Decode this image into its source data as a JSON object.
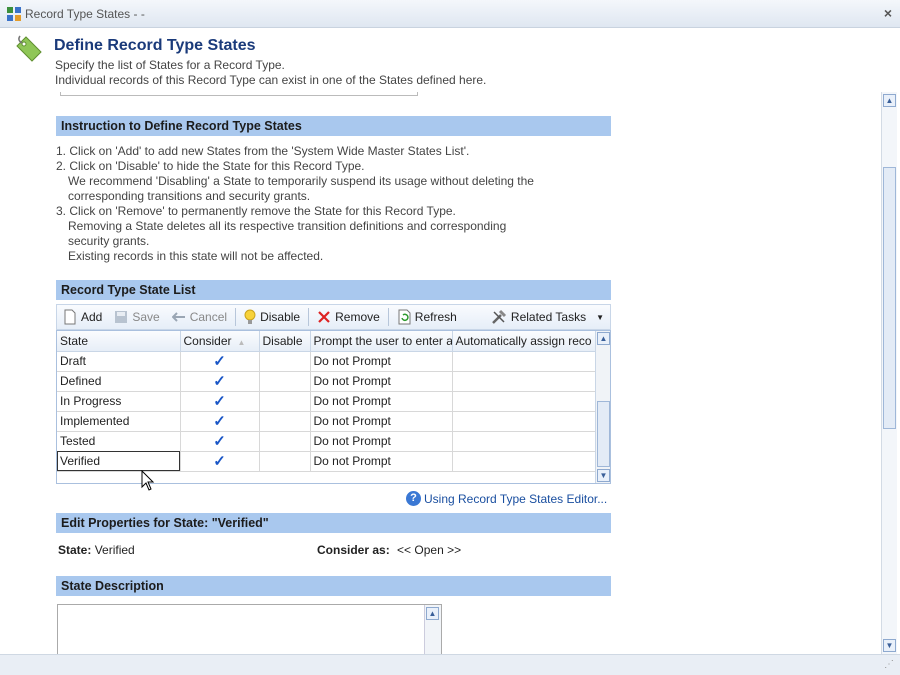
{
  "window": {
    "title": "Record Type States - -",
    "close_label": "×"
  },
  "header": {
    "title": "Define Record Type States",
    "subtitle1": "Specify the list of States for a Record Type.",
    "subtitle2": "Individual records of this Record Type can exist in one of the States defined here."
  },
  "instructions": {
    "heading": "Instruction to Define Record Type States",
    "lines": [
      "1. Click on 'Add' to add new States from the 'System Wide Master States List'.",
      "2. Click on 'Disable' to hide the State for this Record Type.",
      "We recommend 'Disabling' a State to temporarily suspend its usage without deleting the",
      "corresponding transitions and security grants.",
      "3. Click on 'Remove' to permanently remove the State for this Record Type.",
      "Removing a State deletes all its respective transition definitions and corresponding",
      "security grants.",
      "Existing records in this state will not be affected."
    ]
  },
  "state_list": {
    "heading": "Record Type State List",
    "toolbar": {
      "add": "Add",
      "save": "Save",
      "cancel": "Cancel",
      "disable": "Disable",
      "remove": "Remove",
      "refresh": "Refresh",
      "related_tasks": "Related Tasks"
    },
    "columns": [
      "State",
      "Consider",
      "Disable",
      "Prompt the user to enter a",
      "Automatically assign reco"
    ],
    "rows": [
      {
        "state": "Draft",
        "consider": "✓",
        "disable": "",
        "prompt": "Do not Prompt",
        "auto": ""
      },
      {
        "state": "Defined",
        "consider": "✓",
        "disable": "",
        "prompt": "Do not Prompt",
        "auto": ""
      },
      {
        "state": "In Progress",
        "consider": "✓",
        "disable": "",
        "prompt": "Do not Prompt",
        "auto": ""
      },
      {
        "state": "Implemented",
        "consider": "✓",
        "disable": "",
        "prompt": "Do not Prompt",
        "auto": ""
      },
      {
        "state": "Tested",
        "consider": "✓",
        "disable": "",
        "prompt": "Do not Prompt",
        "auto": ""
      },
      {
        "state": "Verified",
        "consider": "✓",
        "disable": "",
        "prompt": "Do not Prompt",
        "auto": ""
      }
    ],
    "help_link": "Using Record Type States Editor..."
  },
  "edit_props": {
    "heading": "Edit Properties for State: \"Verified\"",
    "state_label": "State:",
    "state_value": "Verified",
    "consider_label": "Consider as:",
    "consider_value": "<< Open >>"
  },
  "description": {
    "heading": "State Description"
  },
  "colors": {
    "section_header": "#a9c8ee",
    "title_blue": "#1a3a7a",
    "link_blue": "#1a4fa0"
  }
}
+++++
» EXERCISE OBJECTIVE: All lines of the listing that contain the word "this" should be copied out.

» EXERCISE OUTPUT:
Decode this image into its source data as a JSON object.
    "subtitle2": "Individual records of this Record Type can exist in one of the States defined here."
      "2. Click on 'Disable' to hide the State for this Record Type.",
      "3. Click on 'Remove' to permanently remove the State for this Record Type.",
      "Existing records in this state will not be affected."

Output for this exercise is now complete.